Wild said it had used its new 'less sugar' concept to produce a solution for fizzy drinks that contained 30-40 per cent less sugar and calories than regular fizzy soft drinks, yet without the need for artificial sweeteners.
"Through a technological adjustment of the raw materials allowing for a well-balanced sweet-sour ratio, these drinks taste refreshingly fruity, less sweet and pleasantly mild," said Wild in a statement.
The firm said that some of the best flavours trialled were blood orange, pink grapefruit and passionfruit.
Christina Heinbockel, spokesperson for Wild, said the new solution would help soft drinks makers target growing demand for diet products. She added that the development also gave producers the chance to attract the many consumers who want to be more healthy but do not like the taste of artificial sweeteners.
Wild claims that low-calorie, fizzy soft drinks had grown six per cent in Europe last year and now have a market share of 13 per cent in this segment.
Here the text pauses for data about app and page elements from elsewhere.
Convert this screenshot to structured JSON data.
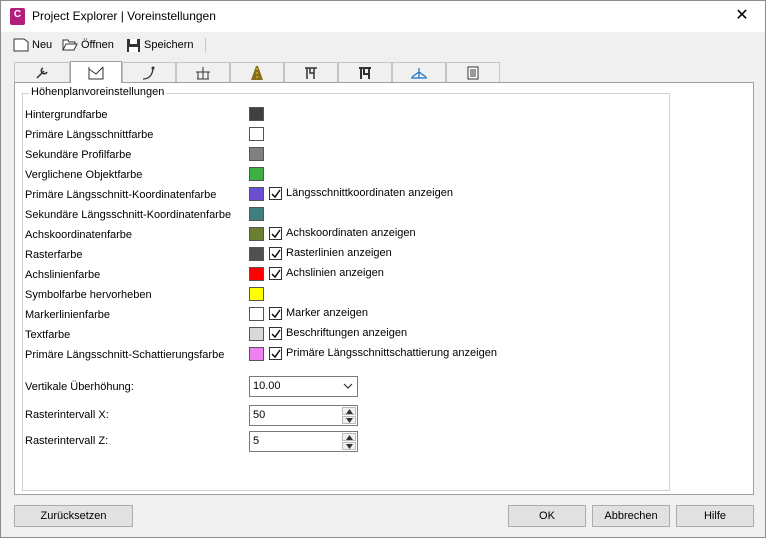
{
  "window": {
    "title": "Project Explorer | Voreinstellungen",
    "app_icon_letter": "C",
    "close_glyph": "✕"
  },
  "toolbar": {
    "new_label": "Neu",
    "open_label": "Öffnen",
    "save_label": "Speichern"
  },
  "tabs": [
    {
      "icon": "wrench-icon",
      "active": false
    },
    {
      "icon": "profile-view-icon",
      "active": true
    },
    {
      "icon": "alignment-curve-icon",
      "active": false
    },
    {
      "icon": "bridge-icon",
      "active": false
    },
    {
      "icon": "road-icon",
      "active": false
    },
    {
      "icon": "pipe-network-icon",
      "active": false
    },
    {
      "icon": "pressure-pipe-icon",
      "active": false
    },
    {
      "icon": "cross-section-icon",
      "active": false
    },
    {
      "icon": "table-icon",
      "active": false
    }
  ],
  "group": {
    "title": "Höhenplanvoreinstellungen"
  },
  "colors": [
    {
      "label": "Hintergrundfarbe",
      "color": "#404040"
    },
    {
      "label": "Primäre Längsschnittfarbe",
      "color": "#ffffff"
    },
    {
      "label": "Sekundäre Profilfarbe",
      "color": "#808080"
    },
    {
      "label": "Verglichene Objektfarbe",
      "color": "#3cb043"
    },
    {
      "label": "Primäre Längsschnitt-Koordinatenfarbe",
      "color": "#6a4fd0",
      "checkbox": "Längsschnittkoordinaten anzeigen",
      "checked": true
    },
    {
      "label": "Sekundäre Längsschnitt-Koordinatenfarbe",
      "color": "#3f7f7f"
    },
    {
      "label": "Achskoordinatenfarbe",
      "color": "#6b7f32",
      "checkbox": "Achskoordinaten anzeigen",
      "checked": true
    },
    {
      "label": "Rasterfarbe",
      "color": "#505050",
      "checkbox": "Rasterlinien anzeigen",
      "checked": true
    },
    {
      "label": "Achslinienfarbe",
      "color": "#ff0000",
      "checkbox": "Achslinien anzeigen",
      "checked": true
    },
    {
      "label": "Symbolfarbe hervorheben",
      "color": "#ffff00"
    },
    {
      "label": "Markerlinienfarbe",
      "color": "#ffffff",
      "checkbox": "Marker anzeigen",
      "checked": true
    },
    {
      "label": "Textfarbe",
      "color": "#d9d9d9",
      "checkbox": "Beschriftungen anzeigen",
      "checked": true
    },
    {
      "label": "Primäre Längsschnitt-Schattierungsfarbe",
      "color": "#ee82ee",
      "checkbox": "Primäre Längsschnittschattierung anzeigen",
      "checked": true
    }
  ],
  "fields": {
    "exaggeration": {
      "label": "Vertikale Überhöhung:",
      "value": "10.00"
    },
    "grid_x": {
      "label": "Rasterintervall X:",
      "value": "50"
    },
    "grid_z": {
      "label": "Rasterintervall Z:",
      "value": "5"
    }
  },
  "buttons": {
    "reset": "Zurücksetzen",
    "ok": "OK",
    "cancel": "Abbrechen",
    "help": "Hilfe"
  }
}
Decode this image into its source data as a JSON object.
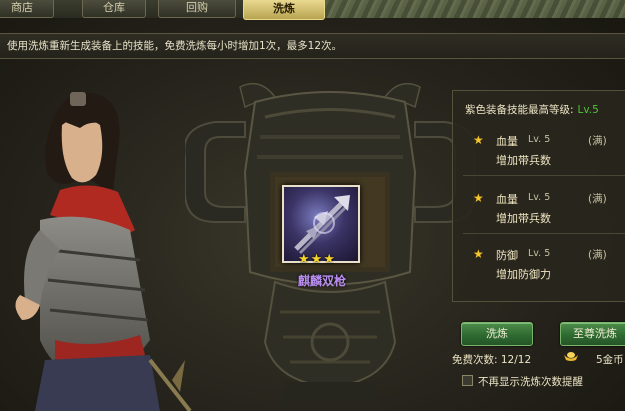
{
  "tabs": [
    {
      "label": "商店",
      "active": false
    },
    {
      "label": "仓库",
      "active": false
    },
    {
      "label": "回购",
      "active": false
    },
    {
      "label": "洗炼",
      "active": true
    }
  ],
  "description": "使用洗炼重新生成装备上的技能，免费洗炼每小时增加1次，最多12次。",
  "item": {
    "name": "麒麟双枪",
    "stars": 3,
    "icon": "twin-spear-weapon-icon"
  },
  "panel": {
    "title": "紫色装备技能最高等级:",
    "max_level": "Lv.5",
    "skills": [
      {
        "name": "血量",
        "level": "Lv. 5",
        "status": "(满)",
        "effect": "增加带兵数"
      },
      {
        "name": "血量",
        "level": "Lv. 5",
        "status": "(满)",
        "effect": "增加带兵数"
      },
      {
        "name": "防御",
        "level": "Lv. 5",
        "status": "(满)",
        "effect": "增加防御力"
      }
    ]
  },
  "buttons": {
    "refine": "洗炼",
    "supreme_refine": "至尊洗炼"
  },
  "free_count": "免费次数: 12/12",
  "gold_cost": "5金币",
  "no_reminder_label": "不再显示洗炼次数提醒",
  "colors": {
    "accent_gold": "#e9d98f",
    "item_name_purple": "#b98df0",
    "level_green": "#4fc33a",
    "button_green": "#2f6b31"
  }
}
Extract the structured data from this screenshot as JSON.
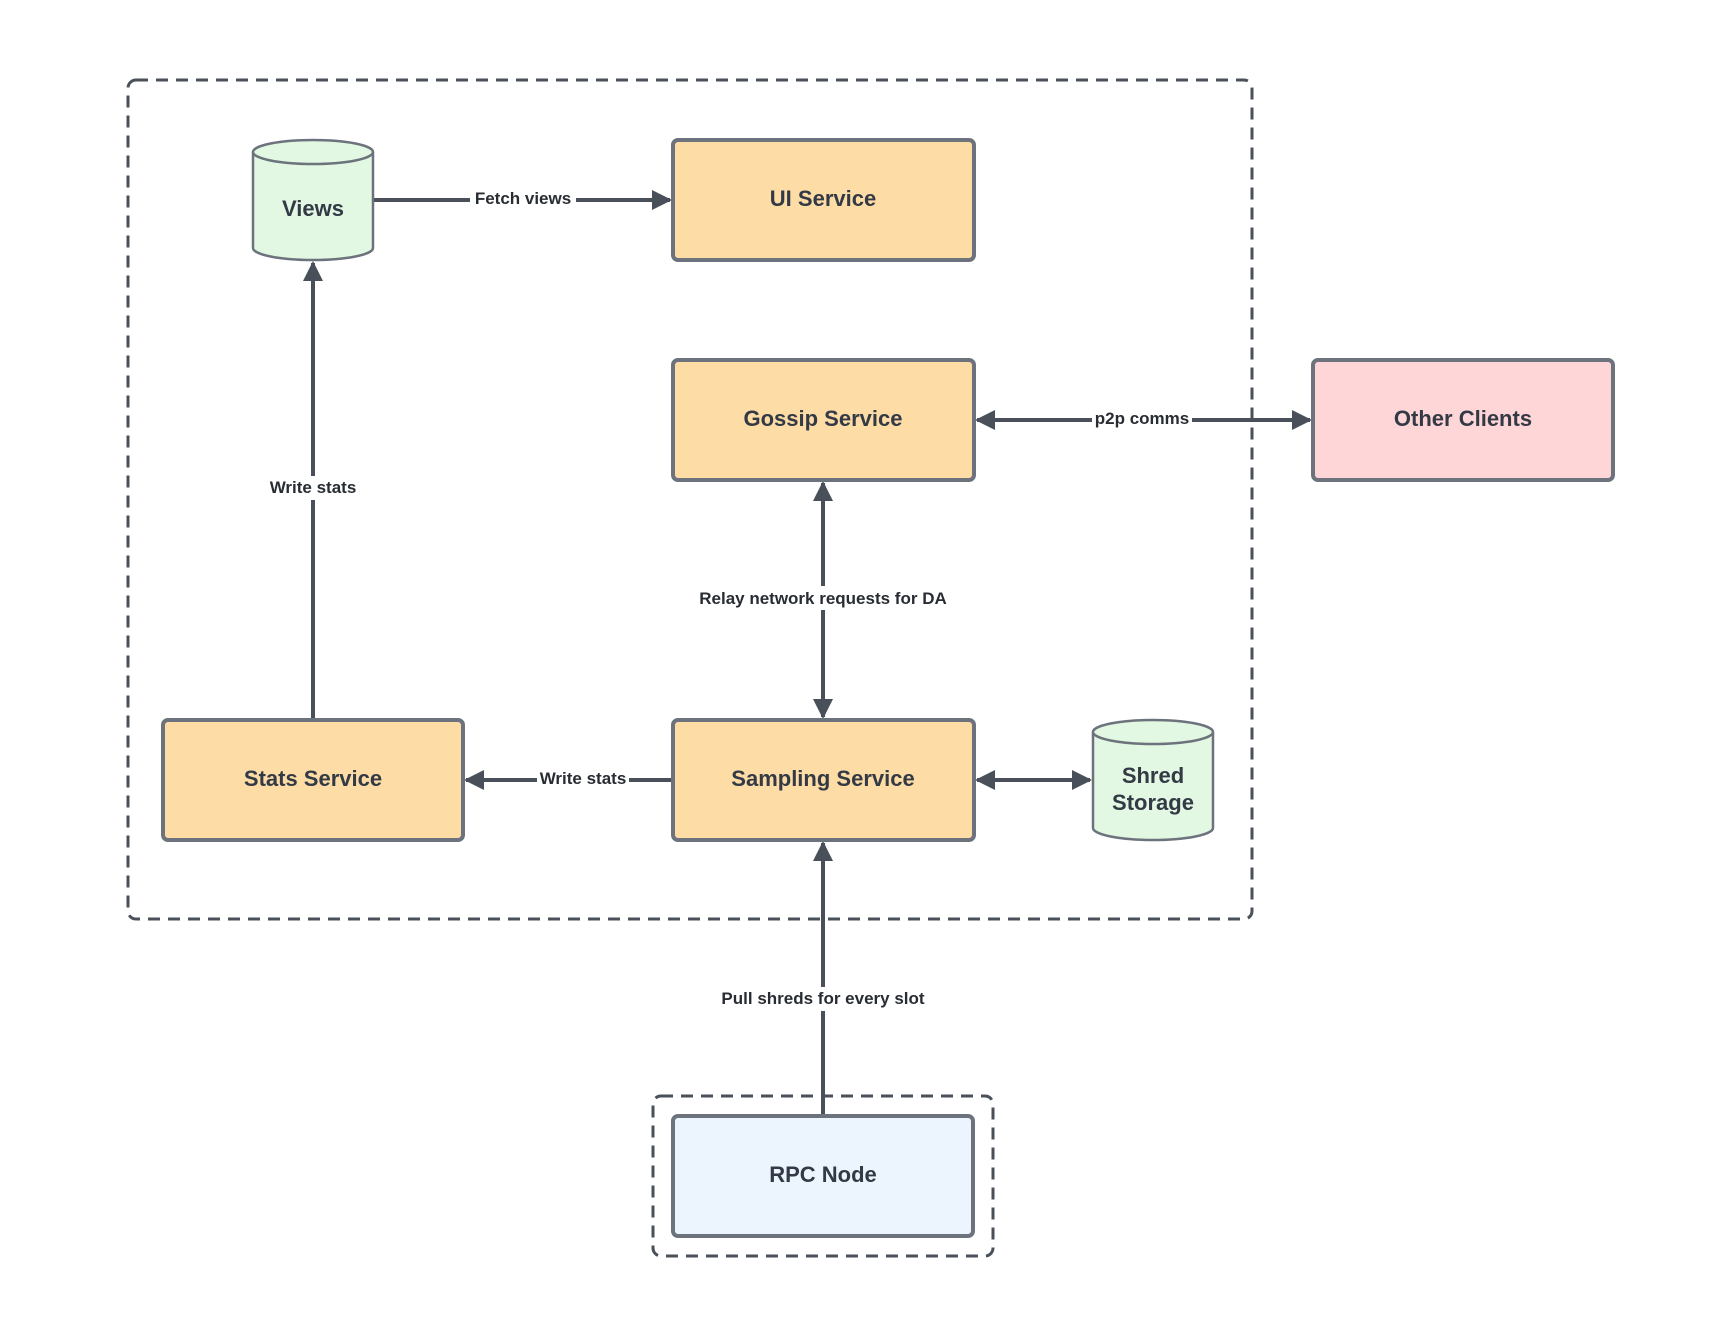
{
  "diagram": {
    "colors": {
      "service_fill": "#fddca6",
      "storage_fill": "#e2f8e2",
      "external_fill": "#ffd6d8",
      "rpc_fill": "#ecf4fe",
      "stroke": "#6c737d",
      "edge": "#4a5059",
      "text": "#333a45"
    },
    "groups": [
      {
        "id": "system-boundary",
        "style": "dashed"
      },
      {
        "id": "rpc-boundary",
        "style": "dashed"
      }
    ],
    "nodes": {
      "views": {
        "label": "Views",
        "shape": "cylinder"
      },
      "ui_service": {
        "label": "UI Service",
        "shape": "rect"
      },
      "gossip_service": {
        "label": "Gossip Service",
        "shape": "rect"
      },
      "other_clients": {
        "label": "Other Clients",
        "shape": "rect"
      },
      "stats_service": {
        "label": "Stats Service",
        "shape": "rect"
      },
      "sampling_service": {
        "label": "Sampling Service",
        "shape": "rect"
      },
      "shred_storage": {
        "label_line1": "Shred",
        "label_line2": "Storage",
        "shape": "cylinder"
      },
      "rpc_node": {
        "label": "RPC Node",
        "shape": "rect"
      }
    },
    "edges": {
      "fetch_views": {
        "from": "Views",
        "to": "UI Service",
        "label": "Fetch views",
        "direction": "forward"
      },
      "p2p_comms": {
        "from": "Gossip Service",
        "to": "Other Clients",
        "label": "p2p comms",
        "direction": "both"
      },
      "relay": {
        "from": "Gossip Service",
        "to": "Sampling Service",
        "label": "Relay network requests for DA",
        "direction": "both"
      },
      "write_stats_views": {
        "from": "Stats Service",
        "to": "Views",
        "label": "Write stats",
        "direction": "forward"
      },
      "write_stats_sampling": {
        "from": "Sampling Service",
        "to": "Stats Service",
        "label": "Write stats",
        "direction": "forward"
      },
      "shred_io": {
        "from": "Sampling Service",
        "to": "Shred Storage",
        "label": "",
        "direction": "both"
      },
      "pull_shreds": {
        "from": "RPC Node",
        "to": "Sampling Service",
        "label": "Pull shreds for every slot",
        "direction": "forward"
      }
    }
  }
}
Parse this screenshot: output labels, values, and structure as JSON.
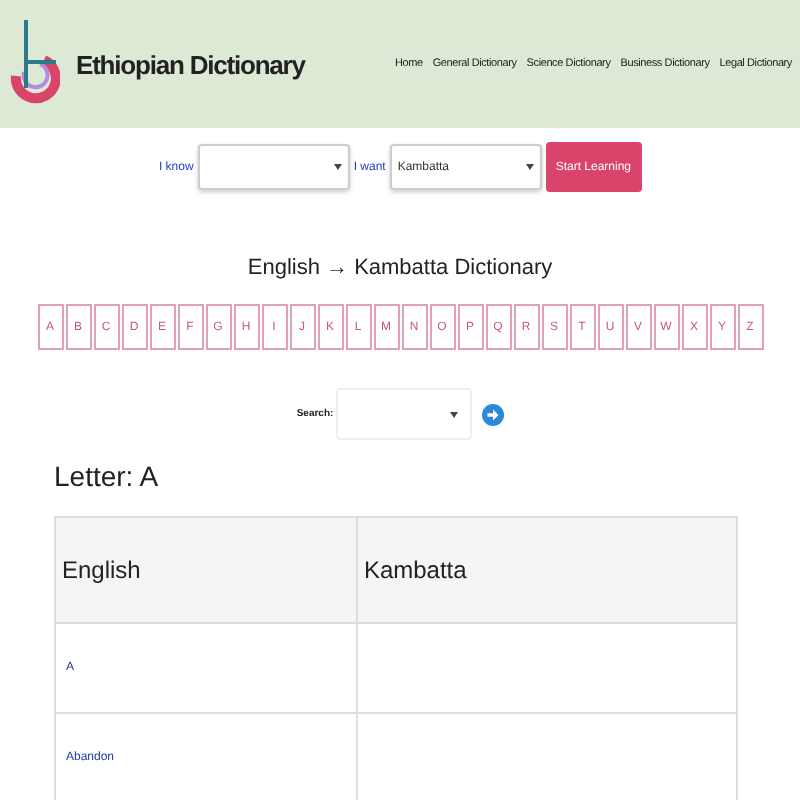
{
  "header": {
    "title": "Ethiopian Dictionary",
    "nav": [
      "Home",
      "General Dictionary",
      "Science Dictionary",
      "Business Dictionary",
      "Legal Dictionary"
    ]
  },
  "form": {
    "know_label": "I know",
    "want_label": "I want",
    "want_value": "Kambatta",
    "button": "Start Learning"
  },
  "heading": "English → Kambatta Dictionary",
  "letters": [
    "A",
    "B",
    "C",
    "D",
    "E",
    "F",
    "G",
    "H",
    "I",
    "J",
    "K",
    "L",
    "M",
    "N",
    "O",
    "P",
    "Q",
    "R",
    "S",
    "T",
    "U",
    "V",
    "W",
    "X",
    "Y",
    "Z"
  ],
  "search": {
    "label": "Search:"
  },
  "letter_heading": "Letter: A",
  "table": {
    "columns": [
      "English",
      "Kambatta"
    ],
    "rows": [
      {
        "english": "A"
      },
      {
        "english": "Abandon"
      }
    ]
  }
}
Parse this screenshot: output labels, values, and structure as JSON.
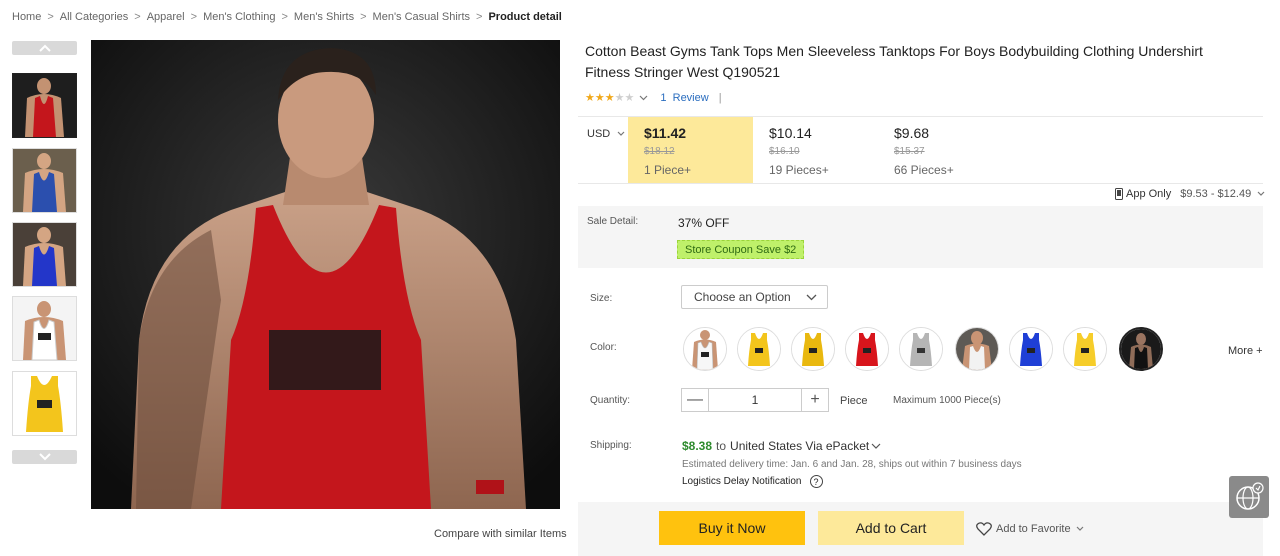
{
  "breadcrumb": [
    "Home",
    "All Categories",
    "Apparel",
    "Men's Clothing",
    "Men's Shirts",
    "Men's Casual Shirts",
    "Product detail"
  ],
  "breadcrumb_separator": ">",
  "product": {
    "title": "Cotton Beast Gyms Tank Tops Men Sleeveless Tanktops For Boys Bodybuilding Clothing Undershirt Fitness Stringer West Q190521",
    "rating_stars": 3,
    "rating_max": 5,
    "review_count": "1",
    "review_label": "Review",
    "rating_divider": "|"
  },
  "pricing": {
    "currency": "USD",
    "tiers": [
      {
        "price": "$11.42",
        "original": "$18.12",
        "quantity": "1 Piece+",
        "active": true
      },
      {
        "price": "$10.14",
        "original": "$16.10",
        "quantity": "19 Pieces+",
        "active": false
      },
      {
        "price": "$9.68",
        "original": "$15.37",
        "quantity": "66 Pieces+",
        "active": false
      }
    ],
    "app_only_label": "App Only",
    "app_only_range": "$9.53 - $12.49"
  },
  "sale": {
    "label": "Sale Detail:",
    "discount": "37% OFF",
    "coupon": "Store Coupon Save $2"
  },
  "options": {
    "size_label": "Size:",
    "size_placeholder": "Choose an Option",
    "color_label": "Color:",
    "more_label": "More +",
    "colors": [
      "white",
      "yellow",
      "yellow",
      "red",
      "gray",
      "white-photo",
      "blue",
      "yellow",
      "black"
    ]
  },
  "quantity": {
    "label": "Quantity:",
    "minus": "—",
    "value": "1",
    "plus": "+",
    "unit": "Piece",
    "max": "Maximum 1000 Piece(s)"
  },
  "shipping": {
    "label": "Shipping:",
    "price": "$8.38",
    "to": "to",
    "destination": "United States Via ePacket",
    "eta": "Estimated delivery time: Jan. 6 and Jan. 28, ships out within 7 business days",
    "logistics": "Logistics Delay Notification",
    "help": "?"
  },
  "actions": {
    "buy_now": "Buy it Now",
    "add_to_cart": "Add to Cart",
    "favorite": "Add to Favorite"
  },
  "gallery": {
    "compare": "Compare with similar Items",
    "thumb_colors": [
      "red",
      "blue",
      "blue",
      "white",
      "yellow"
    ]
  },
  "colors": {
    "active_tier_bg": "#fde99a",
    "buy_button": "#ffc20e",
    "cart_button": "#fde99a",
    "coupon_bg": "#bff06a",
    "shipping_price": "#2e8b2e",
    "link": "#2a6dbf",
    "star": "#f0a81b"
  }
}
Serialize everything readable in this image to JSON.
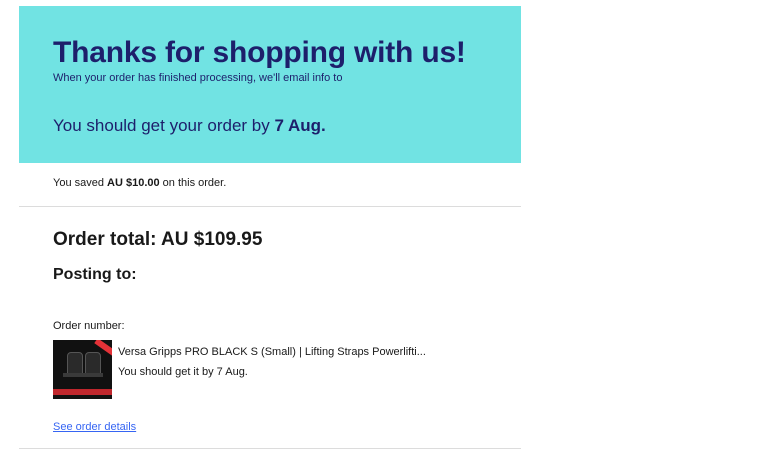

The major soft drinks firms, Coca-Cola, PepsiCo and Cadbury Schweppes, have all tried to push and improve their diet drinks ranges in both North America and Western Europe.
Such products have increasingly held up the carbonated drinks category as consumer health trends continue to dent sales of sugar-laced regular varieties.
Heinbockel said that cost savings for firms using the new Wild solution would vary depending on the amount and type of fruit juice used in the beverage.
She was unable to give away too much about the technology, but said the solution was created by altering the levels of different raw materials. The make-up of the solution changes depending on what fruit juice is used.
For more information see the Wild website.